DATA SHOWN ::

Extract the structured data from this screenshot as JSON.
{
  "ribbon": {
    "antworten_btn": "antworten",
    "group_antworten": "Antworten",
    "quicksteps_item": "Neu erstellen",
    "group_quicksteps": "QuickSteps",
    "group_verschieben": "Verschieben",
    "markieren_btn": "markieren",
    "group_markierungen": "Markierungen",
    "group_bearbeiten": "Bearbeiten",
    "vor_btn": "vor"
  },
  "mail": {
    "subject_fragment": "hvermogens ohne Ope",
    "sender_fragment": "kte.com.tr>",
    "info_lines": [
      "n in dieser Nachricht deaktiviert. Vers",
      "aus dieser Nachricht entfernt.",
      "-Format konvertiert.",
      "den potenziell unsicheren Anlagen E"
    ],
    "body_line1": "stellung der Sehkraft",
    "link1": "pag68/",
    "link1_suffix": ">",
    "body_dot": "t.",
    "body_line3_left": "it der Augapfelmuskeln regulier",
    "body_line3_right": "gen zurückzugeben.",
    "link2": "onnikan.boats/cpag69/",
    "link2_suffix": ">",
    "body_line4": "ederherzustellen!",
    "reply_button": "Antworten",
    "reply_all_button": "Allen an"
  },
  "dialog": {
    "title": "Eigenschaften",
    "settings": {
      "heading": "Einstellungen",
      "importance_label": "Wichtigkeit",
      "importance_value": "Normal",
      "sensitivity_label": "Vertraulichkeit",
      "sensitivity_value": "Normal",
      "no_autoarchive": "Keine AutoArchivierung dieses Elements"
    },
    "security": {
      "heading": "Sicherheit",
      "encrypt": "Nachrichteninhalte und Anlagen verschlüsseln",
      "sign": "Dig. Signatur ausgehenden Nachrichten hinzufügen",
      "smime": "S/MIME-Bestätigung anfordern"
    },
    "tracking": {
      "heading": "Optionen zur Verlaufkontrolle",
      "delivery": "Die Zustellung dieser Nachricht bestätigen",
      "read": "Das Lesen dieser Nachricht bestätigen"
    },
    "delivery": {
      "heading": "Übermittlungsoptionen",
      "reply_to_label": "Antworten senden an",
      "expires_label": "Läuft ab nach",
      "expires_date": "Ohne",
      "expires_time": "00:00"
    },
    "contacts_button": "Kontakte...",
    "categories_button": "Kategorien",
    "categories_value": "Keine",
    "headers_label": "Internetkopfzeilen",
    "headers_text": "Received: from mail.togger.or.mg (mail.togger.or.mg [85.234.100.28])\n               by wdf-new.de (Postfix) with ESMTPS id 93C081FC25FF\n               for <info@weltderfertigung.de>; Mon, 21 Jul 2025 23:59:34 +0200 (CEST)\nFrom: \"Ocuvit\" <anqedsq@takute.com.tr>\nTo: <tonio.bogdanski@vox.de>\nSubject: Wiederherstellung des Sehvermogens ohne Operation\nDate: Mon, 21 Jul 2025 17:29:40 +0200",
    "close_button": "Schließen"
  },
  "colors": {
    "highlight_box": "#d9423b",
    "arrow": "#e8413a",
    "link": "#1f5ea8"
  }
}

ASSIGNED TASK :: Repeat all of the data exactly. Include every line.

ANSWER AREA ::
Extract the structured data from this screenshot as JSON.
{
  "ribbon": {
    "antworten_btn": "antworten",
    "group_antworten": "Antworten",
    "quicksteps_item": "Neu erstellen",
    "group_quicksteps": "QuickSteps",
    "group_verschieben": "Verschieben",
    "markieren_btn": "markieren",
    "group_markierungen": "Markierungen",
    "group_bearbeiten": "Bearbeiten",
    "vor_btn": "vor"
  },
  "mail": {
    "subject_fragment": "hvermogens ohne Ope",
    "sender_fragment": "kte.com.tr>",
    "info_lines": [
      "n in dieser Nachricht deaktiviert. Vers",
      "aus dieser Nachricht entfernt.",
      "-Format konvertiert.",
      "den potenziell unsicheren Anlagen E"
    ],
    "body_line1": "stellung der Sehkraft",
    "link1": "pag68/",
    "link1_suffix": ">",
    "body_dot": "t.",
    "body_line3_left": "it der Augapfelmuskeln regulier",
    "body_line3_right": "gen zurückzugeben.",
    "link2": "onnikan.boats/cpag69/",
    "link2_suffix": ">",
    "body_line4": "ederherzustellen!",
    "reply_button": "Antworten",
    "reply_all_button": "Allen an"
  },
  "dialog": {
    "title": "Eigenschaften",
    "settings": {
      "heading": "Einstellungen",
      "importance_label": "Wichtigkeit",
      "importance_value": "Normal",
      "sensitivity_label": "Vertraulichkeit",
      "sensitivity_value": "Normal",
      "no_autoarchive": "Keine AutoArchivierung dieses Elements"
    },
    "security": {
      "heading": "Sicherheit",
      "encrypt": "Nachrichteninhalte und Anlagen verschlüsseln",
      "sign": "Dig. Signatur ausgehenden Nachrichten hinzufügen",
      "smime": "S/MIME-Bestätigung anfordern"
    },
    "tracking": {
      "heading": "Optionen zur Verlaufkontrolle",
      "delivery": "Die Zustellung dieser Nachricht bestätigen",
      "read": "Das Lesen dieser Nachricht bestätigen"
    },
    "delivery": {
      "heading": "Übermittlungsoptionen",
      "reply_to_label": "Antworten senden an",
      "expires_label": "Läuft ab nach",
      "expires_date": "Ohne",
      "expires_time": "00:00"
    },
    "contacts_button": "Kontakte...",
    "categories_button": "Kategorien",
    "categories_value": "Keine",
    "headers_label": "Internetkopfzeilen",
    "headers_text": "Received: from mail.togger.or.mg (mail.togger.or.mg [85.234.100.28])\n               by wdf-new.de (Postfix) with ESMTPS id 93C081FC25FF\n               for <info@weltderfertigung.de>; Mon, 21 Jul 2025 23:59:34 +0200 (CEST)\nFrom: \"Ocuvit\" <anqedsq@takute.com.tr>\nTo: <tonio.bogdanski@vox.de>\nSubject: Wiederherstellung des Sehvermogens ohne Operation\nDate: Mon, 21 Jul 2025 17:29:40 +0200",
    "close_button": "Schließen"
  },
  "colors": {
    "highlight_box": "#d9423b",
    "arrow": "#e8413a",
    "link": "#1f5ea8"
  }
}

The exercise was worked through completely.